The first-ever Lightning-connected headphones for iOS devices are coming from Philips, offering 24-bit digital to analog conversion thanks to the use of Apple's proprietary connector.




The new Philips Fidelio M2L headphones can connect to an iPhone, iPad or iPod via Apple's Lightning connector, allowing not only 24-bit DAC, but also amplification within the headphones. The new Apple-authorized accessory will launch in North America and Western Europe in December, and was first revealed by Pocket-lint on Wednesday.

Digital output from Apple's Lightning connector will allow the Fidelio M2L headphones to eliminate crosstalk and interference.
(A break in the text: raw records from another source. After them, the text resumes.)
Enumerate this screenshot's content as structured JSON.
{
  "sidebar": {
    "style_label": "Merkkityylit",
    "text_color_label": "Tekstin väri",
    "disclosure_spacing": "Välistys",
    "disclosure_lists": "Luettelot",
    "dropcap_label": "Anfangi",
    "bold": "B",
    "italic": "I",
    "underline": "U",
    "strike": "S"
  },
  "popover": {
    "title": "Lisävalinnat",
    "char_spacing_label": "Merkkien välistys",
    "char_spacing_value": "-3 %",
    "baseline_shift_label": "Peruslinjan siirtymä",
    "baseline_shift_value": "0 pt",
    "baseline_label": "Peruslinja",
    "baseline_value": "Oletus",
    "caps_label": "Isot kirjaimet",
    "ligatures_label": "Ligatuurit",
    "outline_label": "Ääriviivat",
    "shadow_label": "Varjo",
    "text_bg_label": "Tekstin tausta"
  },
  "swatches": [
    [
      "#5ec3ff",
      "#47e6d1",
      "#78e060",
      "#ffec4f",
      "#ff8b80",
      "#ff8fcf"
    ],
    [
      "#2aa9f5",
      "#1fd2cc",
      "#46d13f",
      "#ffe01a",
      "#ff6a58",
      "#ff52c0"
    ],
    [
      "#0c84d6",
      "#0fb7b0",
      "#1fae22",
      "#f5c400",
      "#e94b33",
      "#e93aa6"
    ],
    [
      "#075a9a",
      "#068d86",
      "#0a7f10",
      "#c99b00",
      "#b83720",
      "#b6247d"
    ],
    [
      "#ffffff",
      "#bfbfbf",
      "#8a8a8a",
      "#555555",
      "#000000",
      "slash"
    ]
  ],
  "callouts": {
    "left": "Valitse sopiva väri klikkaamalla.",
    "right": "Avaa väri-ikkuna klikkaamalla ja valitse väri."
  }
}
The over-the-ear-style headphones with breathable leather and memory foam ear pads also include two 40-millimeter high magnetic intensity neodymium speaker drivers that Philips promises to deliver wide ranging audio with dynamic bass.
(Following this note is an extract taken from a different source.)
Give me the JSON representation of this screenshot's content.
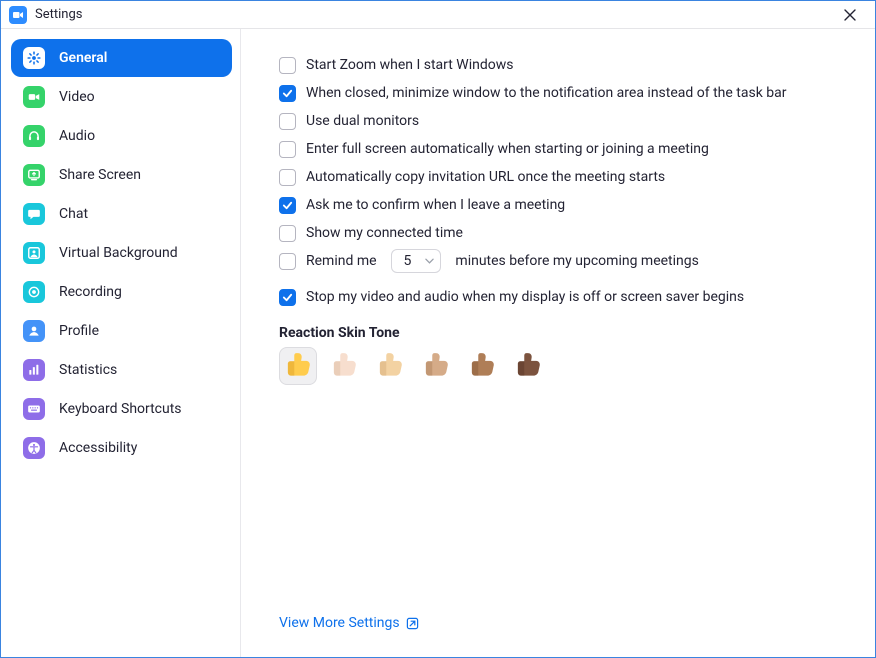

"We're excited to launch the Philips Fidelio M2L, our first headphone that has a direct digital connection to your iOS device," said Pascal van Laer, headphones business leader at WOOX Innovations. :This means we can deliver an incredible audio experience today, and also opens up exciting opportunities for innovation for the future."

Apple first announced the new Lightning-enabled headphone standard at its annual Worldwide Developers Conference in June. The Lightning standard is superior to traditional 3.5-millimeter headphone jacks because it offers more bandwidth and a digital interface.


Slide from Apple's WWDC session on accessories.


Apple even allows accessory makers to build applications for iOS that can communicate with the headphones and control how they operate. Robert Walsh, Apple's manager of platform accessories, said the new Lightning headphone specification could allow noise canceling headphones to be controlled and improved by a dedicated iOS app.

Use of the Lightning port also allows headphones to receive power from an "iDevice." This would allow headphone makers to reduce bulk by removing necessary battery packs that some require to operate.

The M2L is set to be priced at 250 euros in Western Europe when it launches at the end of this year, though no American pricing has been provided yet.